There are many questions surrounding its cause..
The LGBT community and their allies are mourning the tragic loss of a family who perished in a horrific car accident on Monday.
Married couple Sarah and Jennifer Hart and their family of six children became well-known as the Hart Tribe, traveling around the country offering free hugs at festivals and political events in an effort to promote unity.
The two women and their three children Jeremiah, 14, Abigail, 14, and Markis, 19, were found in the family SUV when it plunged over a Northern California cliff. Their other children Devonte, 15, Hannah, 16, and Sierra, 12 are believed to have been with them, but their bodies have not yet been recovered.
"We know that an entire family vanished and perished during this tragedy," said Mendocino County Sheriff Tom Allman on Wednesday. He is asking people to come forward if they can provide some information on the family and the hours that led up to the accident.
Police are not clear what caused the car to careen over the cliff. “There were no skid marks. There were no brake marks,” Allman said. “There was no indication of why this vehicle traversed approximately over 75 feet off a dirt pullout and went into the Pacific Ocean.”
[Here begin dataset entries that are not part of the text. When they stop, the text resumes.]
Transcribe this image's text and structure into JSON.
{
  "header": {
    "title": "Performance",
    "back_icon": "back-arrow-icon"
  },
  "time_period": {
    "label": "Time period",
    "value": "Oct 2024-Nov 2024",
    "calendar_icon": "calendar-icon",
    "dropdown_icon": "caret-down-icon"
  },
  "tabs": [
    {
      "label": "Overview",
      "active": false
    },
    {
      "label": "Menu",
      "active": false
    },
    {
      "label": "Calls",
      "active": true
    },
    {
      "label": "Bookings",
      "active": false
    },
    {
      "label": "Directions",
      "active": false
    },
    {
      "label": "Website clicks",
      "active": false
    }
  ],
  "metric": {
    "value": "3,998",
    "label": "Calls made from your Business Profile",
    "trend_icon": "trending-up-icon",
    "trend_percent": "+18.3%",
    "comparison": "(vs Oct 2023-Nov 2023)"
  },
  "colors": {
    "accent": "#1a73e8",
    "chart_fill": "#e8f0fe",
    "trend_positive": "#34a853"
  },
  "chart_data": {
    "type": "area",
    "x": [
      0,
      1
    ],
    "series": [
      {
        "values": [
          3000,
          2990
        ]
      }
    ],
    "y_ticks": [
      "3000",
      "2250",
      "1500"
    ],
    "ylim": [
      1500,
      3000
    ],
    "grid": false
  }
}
CHP Sgt. Christopher Dalin said, “We don’t know if it rolled over the edge or if it launched over the edge.”
A family friend, photographer Zippy Lomax remembers the Hart’s and their intrepid way of life.
"This is a tragic accident of a magnitude that cannot be measured," Lomax told the Associated Press.
"They were really radiant, warm, adventurous inspiring people. They were always on some grand adventure, and the kids were living this life that was kind of like this dream," He added. "The family was this very self-supporting unit that was impossible to miss. When they showed up to an event, they made an impression. They shattered a lot of norms and they did not shy away from controversy or adversity."
Their son Devonte Hart became famous after he was photographed hugging a police officer during a protest against a grand jury’s decision not to indict the police officer who shot a black man in Ferguson Missouri. Devonte held a sign reading “free hugs,” of which one officer at the rally partook.
The viral photo was endearing but also brought with it mass publicity which included death threats.
The family moved to Woodland, Washington near Portland partly to escape the public eye according to the AP.
Recently Washington state child protective services sought to question the mothers because of reports from neighbors who say Devonte often visited them begging for food. They also said another of their children had appeared on their doorstep wrapped in a blanket and asking for help early one morning in August 2017.
In 2011, Sarah Hart pleaded guilty to domestic assault against one of her daughters, say reports.
But people who knew them say the recent reports of abuse are unfounded.
Family friend Pte Sapa Win took to Facebook and posted a video about the family saying, “Most of the articles are sketchy… and just take it with a grain of salt right now. Unless there is a note or some indication, we don’t know. We may never know. Most of us knew them (really) well. But sometimes people do keep secrets, you see that all the time. So keep that in mind… I really want this to be a sick April Fool’s joke early.”
“I’ve never known anybody as beautiful, inspiring, and loving and tough, tenacious,” she continued. “I’ve never seen any signs or anything that made me even remotely concerned with the care of the kids. I was always highly impressed with how well-mannered they were, how giving, how loving. I’ve never come across anyone like them, and I know I never will again.”
Picture at left: Johnny Huu Nguyen, AP